The Labour government, when it came into office in 1997, continued in similar vein. In a speech made shortly before he became prime minister, Tony Blair had said: 'I think it is vitally important to study history. If we are going to lead Britain safely into the future, it is essential that we understand our country’s historical roots. If we can learn the lessons of the past, we will be able to avoid making mistakes in the future.’ Any expectations raised by this speech were quickly to be dashed. Such sentiment did not prevent his government pressing ahead with the implementation of the Dearing recommendations or with introducing the other damaging changes described earlier. Perhaps Labour’s unsympathetic attitude towards history was influenced by its determination to demonstrate its 'newness'. Integral to the image of New Labour created by its propagandists and spin-merchants was the need to break with the past, to discard old ideological baggage, to eradicate memories of 'Old Labour' and its electoral failures, internecine battles and association with trade union strikes and disruption.
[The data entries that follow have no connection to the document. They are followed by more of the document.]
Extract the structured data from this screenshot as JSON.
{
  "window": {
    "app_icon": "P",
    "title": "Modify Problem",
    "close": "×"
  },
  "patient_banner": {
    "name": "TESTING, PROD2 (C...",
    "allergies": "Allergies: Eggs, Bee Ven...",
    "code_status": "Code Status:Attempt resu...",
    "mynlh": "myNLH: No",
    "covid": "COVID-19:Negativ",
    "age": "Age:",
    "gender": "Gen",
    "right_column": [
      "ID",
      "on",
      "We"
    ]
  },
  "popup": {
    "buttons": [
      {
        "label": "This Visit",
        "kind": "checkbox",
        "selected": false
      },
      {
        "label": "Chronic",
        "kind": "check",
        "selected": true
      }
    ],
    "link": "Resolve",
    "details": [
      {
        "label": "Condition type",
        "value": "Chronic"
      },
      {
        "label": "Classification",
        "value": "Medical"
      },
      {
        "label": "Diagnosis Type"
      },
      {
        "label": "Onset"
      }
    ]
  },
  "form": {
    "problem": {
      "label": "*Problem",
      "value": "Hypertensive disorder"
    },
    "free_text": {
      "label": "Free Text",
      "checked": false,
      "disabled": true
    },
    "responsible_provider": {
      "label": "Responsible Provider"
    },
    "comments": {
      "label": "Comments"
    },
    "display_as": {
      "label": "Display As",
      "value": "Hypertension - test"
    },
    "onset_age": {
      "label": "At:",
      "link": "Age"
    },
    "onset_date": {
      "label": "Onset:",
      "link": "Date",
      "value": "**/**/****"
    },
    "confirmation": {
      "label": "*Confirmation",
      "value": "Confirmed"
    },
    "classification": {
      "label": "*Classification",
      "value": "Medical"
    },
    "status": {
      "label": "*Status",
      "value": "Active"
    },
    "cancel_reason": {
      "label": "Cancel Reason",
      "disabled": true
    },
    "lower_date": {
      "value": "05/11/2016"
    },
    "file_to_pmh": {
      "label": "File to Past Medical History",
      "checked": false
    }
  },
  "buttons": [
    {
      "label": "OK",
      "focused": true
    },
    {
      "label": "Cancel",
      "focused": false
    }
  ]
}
A tension between professional and political control has therefore been at the root of the reduction of history's place in the curriculum. The arguments for its centrality to a humane education are, at one and the same time, the very reasons why the state would like to control what is taught and why historians are resistant to such interference. The government has sought to wrest control by exercising as much influence as possible over what remains of the shrinking history curriculum and by locating the teaching of humane values elsewhere. This has meant, on the one hand, yet more British history, on the other, classes in 'citizenship'. Curriculum 2000 specified 25% of GCSE to be devoted to British history and for a 'substantial element' at 'A' level; all this on top of a curriculum already heavily weighted to British history at Key Stages 1-3, raising issues of balance and progression. Curriculum 2000 also made citizenship a statutory part of a child's education, the content prescribed by the government. This is a more 'managed' way of delivering the message of rights, duties, and national identity than leaving it within the history syllabus where more subtle readings and potential contradictions might arise - for example, between 'Britishness' on the one hand and devolution and multi-culturalism on the other. A curriculum that prioritises 'Britishness' and 'citizenship' is far more conducive to the stability of the state than one that celebrates regional differences and ethnic and cultural diversity. Historians have the knowledge and experience to contribute to the teaching of citizenship, and understandably see it as a replacement for the work they have lost, but in itself it is no adequate substitute for a properly articulated, professionally determined history curriculum."

Although this article describes the influences on the British history curriculum, such influences have obviously taken a toll on the U.S. History curriculum as well. Although "Western Civilization" is still considered a core course for a liberal arts education in higher education, K-12 history exposure is primarily focused on U.S. history with a similar emphasis on the development of good citizenship, or should I say, "compliant" citizenship. In an increasingly globalized society, this promotion of fractious national centrism can only be detrimental to the long term ability of our peoples to understand each other, cooperate and collaborate on critical issues that will face our world in the years ahead.